We cannot reverse because plaintiff put his truck into position for unloading by the crane, made no objection to the unloading "at that time," and was not "coerced." Barnett testified that he told plaintiff "our other company" unloaded "frameless" trailer trucks with a crane and that there never had been any damage done. He also told plaintiff that since the day was Friday, the unloading of plaintiff's trailer by hand could not be started until Monday. Plaintiff said "I don't think he said they could promise it by Tuesday." From this evidence the jury could reasonably infer that plaintiff was reluctant to submit his trailer to the crane-lifting unloading practice, but that his reluctance was overcome by Barnett's persuasive statements about the "other company's" frameless trailers. We see no merit in defendant's contention that plaintiff had a choice between hand-and crane-unloading, and chose the risky mode. The jury could have found the choice was not free because of the fear of the several days' delay in hand-unloading as well as the expressed confidence of Barnett and his suggestion that the crane-unloading process be tried.
Our conclusion is that the case was properly submitted to the jury; that the jury could reasonably infer negligence of defendant through the conduct of Barnett; that the special interrogatory is supported by the evidence; and that there is no basis for a claim that the verdict or special interrogatory is against the manifest weight of the evidence.
We see no merit in a point made by defendant that there was a variance between the complaint and proof.
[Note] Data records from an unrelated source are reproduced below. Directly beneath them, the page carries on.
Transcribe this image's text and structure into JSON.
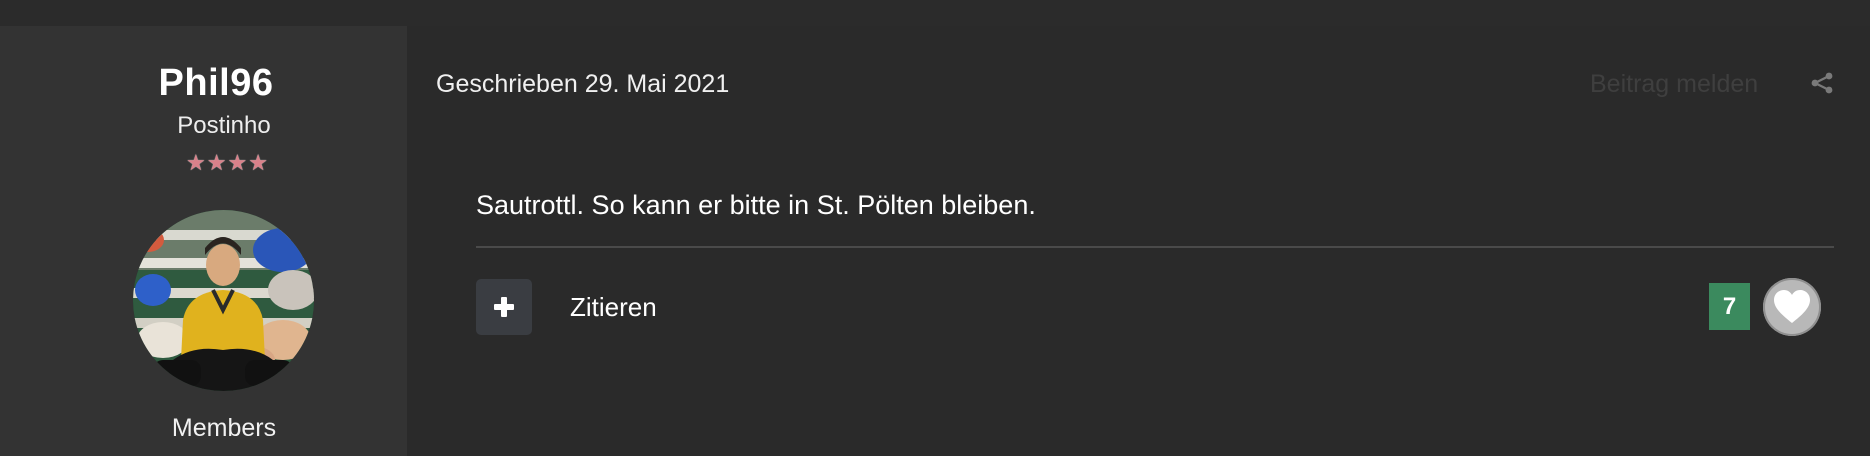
{
  "author": {
    "username": "Phil96",
    "rank": "Postinho",
    "stars": [
      "★",
      "★",
      "★",
      "★"
    ],
    "group": "Members"
  },
  "post": {
    "date_text": "Geschrieben 29. Mai 2021",
    "report_label": "Beitrag melden",
    "content": "Sautrottl. So kann er bitte in St. Pölten bleiben.",
    "quote_label": "Zitieren",
    "reaction_count": "7"
  },
  "icons": {
    "share": "share-icon",
    "multiquote": "plus-icon",
    "reaction": "heart-icon"
  },
  "colors": {
    "background": "#2b2b2b",
    "author_panel": "#333333",
    "reaction_count_bg": "#3b8a5e",
    "star_color": "#d9818a"
  }
}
It contends that the complaint alleged negligence in the operation of the crane whereas the proof purported to show negligence on defendant's part in employing the crane to unload plaintiff's truck. But we think the allegation was broad enough to cover the proof, and there was no request for a more particular statement. Furthermore the answer indicates defendant understood that the negligence charged was that proved.
The court struck the part of defendant's answer "that plaintiff knew of the danger of damage to his property and took no precautions to avoid such damage." If this was error any prejudice to defendant was cured when the court submitted the special interrogatory to the jury.
The record does not show objection to plaintiff's attorney's argument to the jury. We shall not therefore consider the claim of prejudicial argument. Belfield v. Coop, 8 Ill.2d 293, 312; 2 I.L.P. sec. 263. The argument was not "seriously prejudicial" so as to justify our considering it, under the rule in Belfield v. Coop, p. 313.
Finally defendant argues that prejudicial error was committed in refusing instructions it tendered. There is no argument in the brief relating defendant's instruction #11 to the evidence and showing prejudicial error. Instruction #14 was properly refused since it is peremptory and assumes that plaintiff's truck would have been unloaded by hand "the next business day." Instruction #20 was properly refused. It purports to state the issues of fact, not as alleged in the pleadings, but from what defendant incorrectly assumed were the ...